Dataset rows for apps and sites -

=====

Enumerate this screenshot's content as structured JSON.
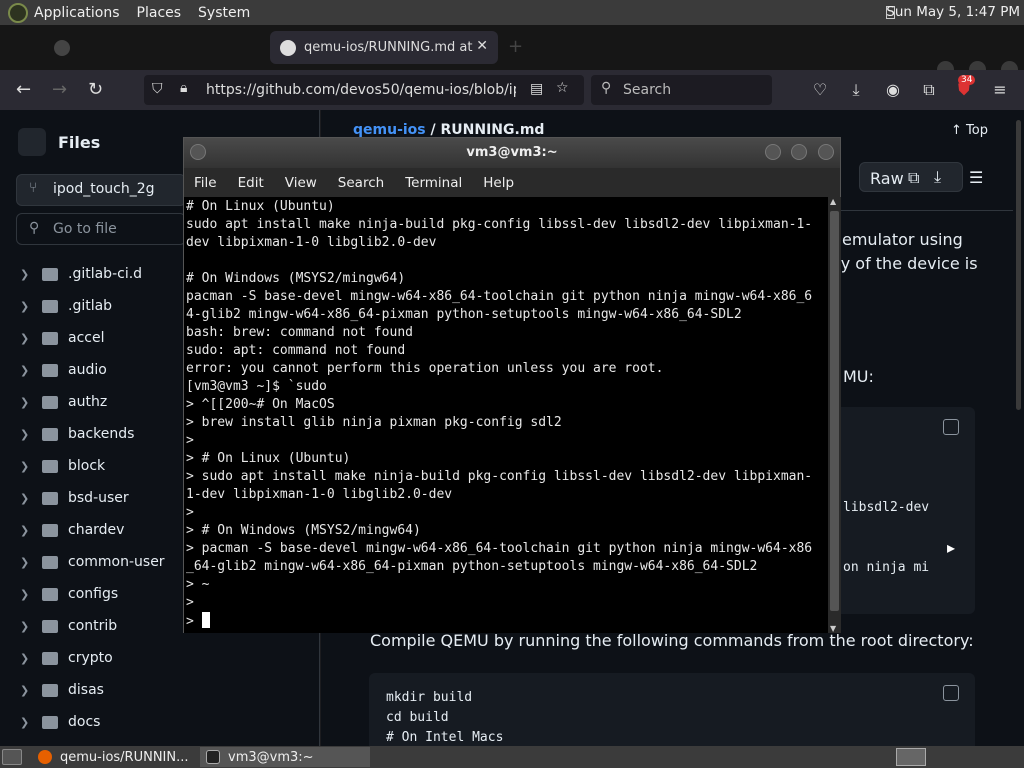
{
  "topbar": {
    "menus": [
      "Applications",
      "Places",
      "System"
    ],
    "clock": "Sun May  5,  1:47 PM"
  },
  "browser": {
    "tabs": [
      {
        "label": "",
        "active": false
      },
      {
        "label": "qemu-ios/RUNNING.md at",
        "active": true
      }
    ],
    "url": "https://github.com/devos50/qemu-ios/blob/ipod_",
    "search_placeholder": "Search",
    "badge_count": "34"
  },
  "github": {
    "files_title": "Files",
    "branch": "ipod_touch_2g",
    "go_to_file_placeholder": "Go to file",
    "tree": [
      ".gitlab-ci.d",
      ".gitlab",
      "accel",
      "audio",
      "authz",
      "backends",
      "block",
      "bsd-user",
      "chardev",
      "common-user",
      "configs",
      "contrib",
      "crypto",
      "disas",
      "docs"
    ],
    "breadcrumb_repo": "qemu-ios",
    "breadcrumb_sep": " / ",
    "breadcrumb_file": "RUNNING.md",
    "top_link": "Top",
    "raw_label": "Raw",
    "prose_line1": "emulator using",
    "prose_line2": "ity of the device is",
    "prose_line3": "MU:",
    "code1_frag1": "libsdl2-dev",
    "code1_frag2": "on ninja mi",
    "compile_text": "Compile QEMU by running the following commands from the root directory:",
    "code2": [
      "mkdir build",
      "cd build",
      "# On Intel Macs"
    ]
  },
  "terminal": {
    "title": "vm3@vm3:~",
    "menu": [
      "File",
      "Edit",
      "View",
      "Search",
      "Terminal",
      "Help"
    ],
    "lines": [
      "# On Linux (Ubuntu)",
      "sudo apt install make ninja-build pkg-config libssl-dev libsdl2-dev libpixman-1-",
      "dev libpixman-1-0 libglib2.0-dev",
      "",
      "# On Windows (MSYS2/mingw64)",
      "pacman -S base-devel mingw-w64-x86_64-toolchain git python ninja mingw-w64-x86_6",
      "4-glib2 mingw-w64-x86_64-pixman python-setuptools mingw-w64-x86_64-SDL2",
      "bash: brew: command not found",
      "sudo: apt: command not found",
      "error: you cannot perform this operation unless you are root.",
      "[vm3@vm3 ~]$ `sudo",
      "> ^[[200~# On MacOS",
      "> brew install glib ninja pixman pkg-config sdl2",
      ">",
      "> # On Linux (Ubuntu)",
      "> sudo apt install make ninja-build pkg-config libssl-dev libsdl2-dev libpixman-",
      "1-dev libpixman-1-0 libglib2.0-dev",
      ">",
      "> # On Windows (MSYS2/mingw64)",
      "> pacman -S base-devel mingw-w64-x86_64-toolchain git python ninja mingw-w64-x86",
      "_64-glib2 mingw-w64-x86_64-pixman python-setuptools mingw-w64-x86_64-SDL2",
      "> ~",
      ">"
    ],
    "prompt_last": "> "
  },
  "taskbar": {
    "tasks": [
      "qemu-ios/RUNNIN...",
      "vm3@vm3:~"
    ]
  }
}
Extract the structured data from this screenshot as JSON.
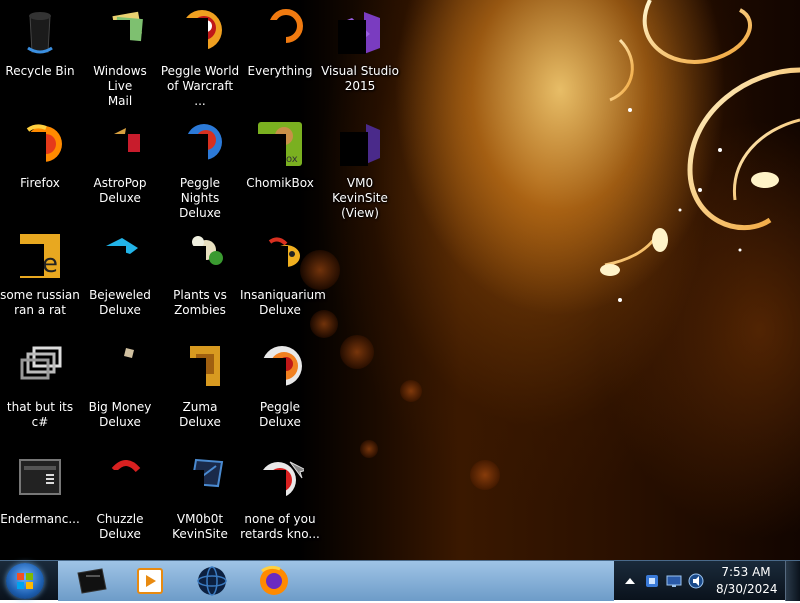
{
  "desktop": {
    "icons": [
      {
        "label": "Recycle Bin",
        "icon": "recycle-bin-icon"
      },
      {
        "label": "Windows Live\nMail",
        "icon": "windows-live-mail-icon"
      },
      {
        "label": "Peggle World\nof Warcraft ...",
        "icon": "peggle-world-of-warcraft-icon"
      },
      {
        "label": "Everything",
        "icon": "everything-icon"
      },
      {
        "label": "Visual Studio\n2015",
        "icon": "visual-studio-icon"
      },
      {
        "label": "Firefox",
        "icon": "firefox-icon"
      },
      {
        "label": "AstroPop\nDeluxe",
        "icon": "astropop-icon"
      },
      {
        "label": "Peggle Nights\nDeluxe",
        "icon": "peggle-nights-icon"
      },
      {
        "label": "ChomikBox",
        "icon": "chomikbox-icon"
      },
      {
        "label": "VM0 KevinSite\n(View)",
        "icon": "vm0-kevinsite-view-icon"
      },
      {
        "label": "some russian\nran a rat",
        "icon": "some-russian-ran-a-rat-icon"
      },
      {
        "label": "Bejeweled\nDeluxe",
        "icon": "bejeweled-icon"
      },
      {
        "label": "Plants vs\nZombies",
        "icon": "plants-vs-zombies-icon"
      },
      {
        "label": "Insaniquarium\nDeluxe",
        "icon": "insaniquarium-icon"
      },
      {
        "label": "that but its c#",
        "icon": "that-but-its-csharp-icon"
      },
      {
        "label": "Big Money\nDeluxe",
        "icon": "big-money-icon"
      },
      {
        "label": "Zuma Deluxe",
        "icon": "zuma-icon"
      },
      {
        "label": "Peggle Deluxe",
        "icon": "peggle-deluxe-icon"
      },
      {
        "label": "Endermanc...",
        "icon": "endermanch-icon"
      },
      {
        "label": "Chuzzle\nDeluxe",
        "icon": "chuzzle-icon"
      },
      {
        "label": "VM0b0t\nKevinSite",
        "icon": "vm0b0t-kevinsite-icon"
      },
      {
        "label": "none of you\nretards kno...",
        "icon": "none-of-you-icon"
      }
    ]
  },
  "taskbar": {
    "start_icon": "windows-start-icon",
    "pinned": [
      {
        "icon": "console-app-icon"
      },
      {
        "icon": "media-player-icon"
      },
      {
        "icon": "globe-app-icon"
      },
      {
        "icon": "firefox-icon"
      }
    ],
    "tray_icons": [
      "show-hidden-icons-icon",
      "network-icon",
      "display-icon",
      "volume-icon"
    ],
    "clock": {
      "time": "7:53 AM",
      "date": "8/30/2024"
    }
  }
}
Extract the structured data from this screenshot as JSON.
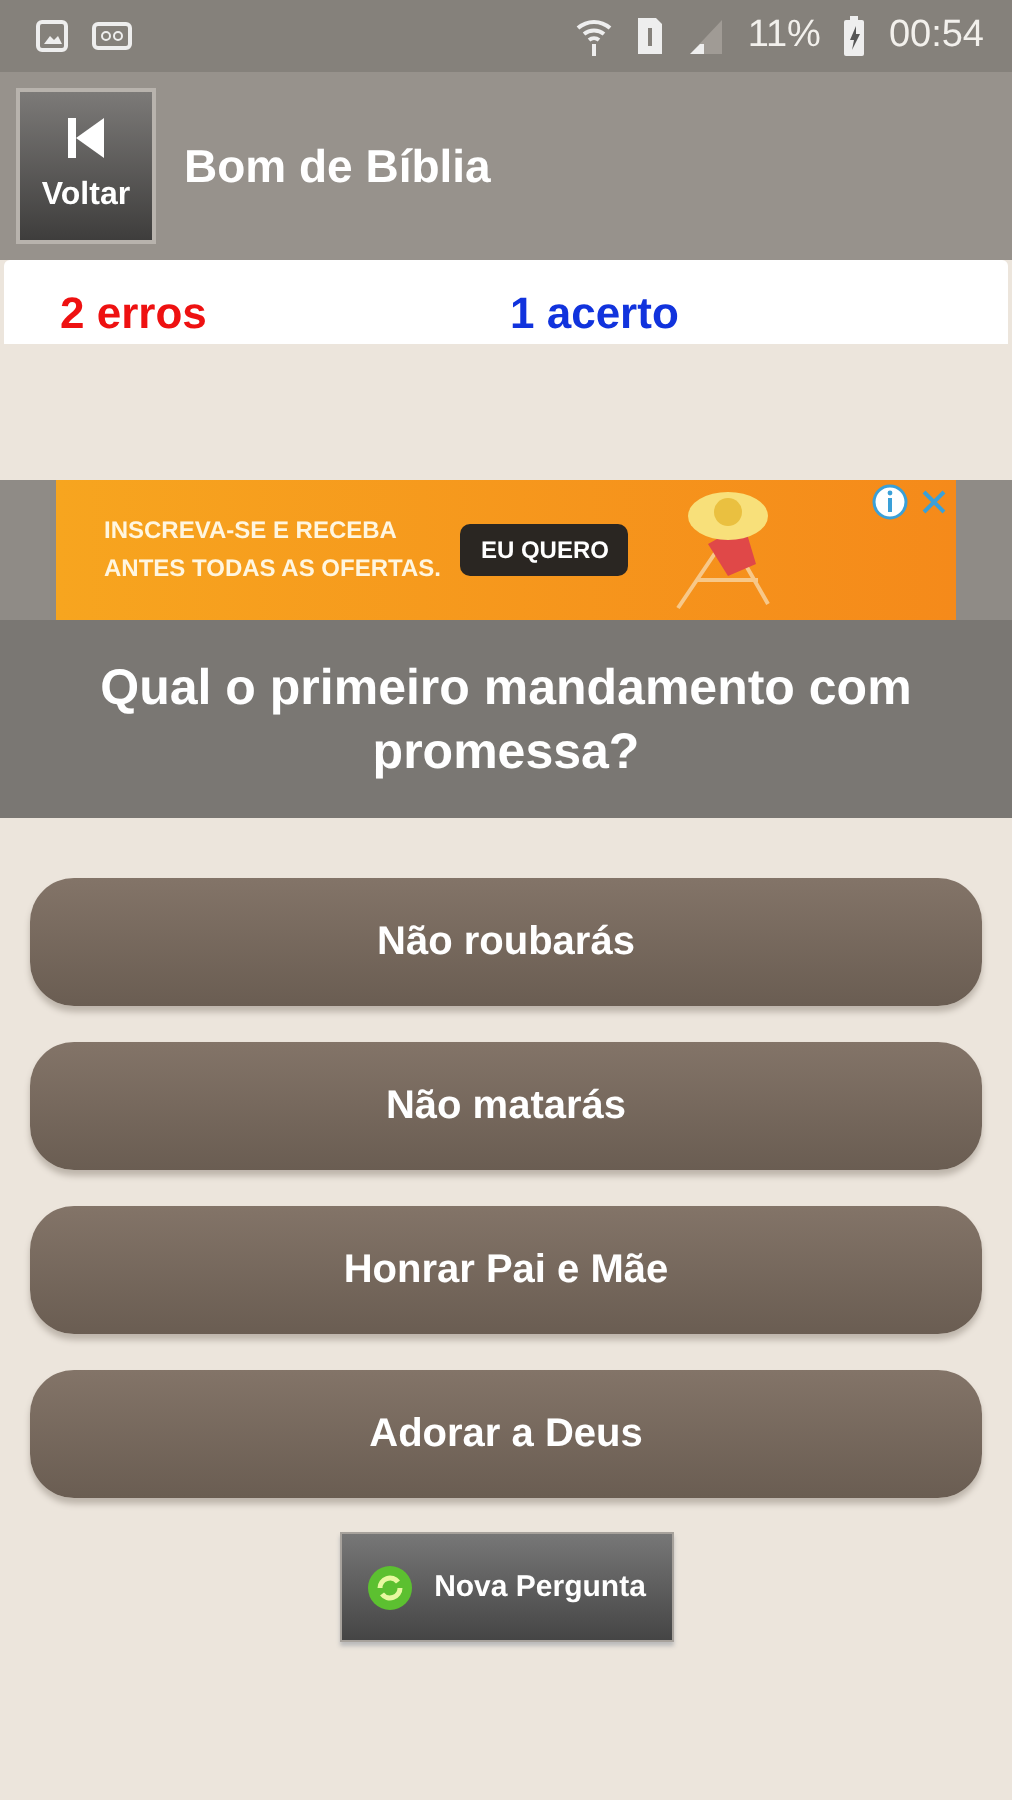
{
  "status_bar": {
    "battery": "11%",
    "time": "00:54"
  },
  "header": {
    "back_label": "Voltar",
    "title": "Bom de Bíblia"
  },
  "score": [
    {
      "text": "2 erros",
      "color": "#ee1111"
    },
    {
      "text": "1 acerto",
      "color": "#1133dd"
    }
  ],
  "ad": {
    "line_1": "INSCREVA-SE E RECEBA",
    "line_2": "ANTES TODAS AS OFERTAS.",
    "cta": "EU QUERO"
  },
  "question": "Qual o primeiro mandamento com promessa?",
  "answers": [
    "Não roubarás",
    "Não matarás",
    "Honrar Pai e Mãe",
    "Adorar a Deus"
  ],
  "new_question": "Nova Pergunta"
}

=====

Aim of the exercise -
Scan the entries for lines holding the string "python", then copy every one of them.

Answer for this exercise -
      "pacman -S base-devel mingw-w64-x86_64-toolchain git python ninja mingw-w64-x86_6",
      "4-glib2 mingw-w64-x86_64-pixman python-setuptools mingw-w64-x86_64-SDL2",
      "> pacman -S base-devel mingw-w64-x86_64-toolchain git python ninja mingw-w64-x86",
      "_64-glib2 mingw-w64-x86_64-pixman python-setuptools mingw-w64-x86_64-SDL2",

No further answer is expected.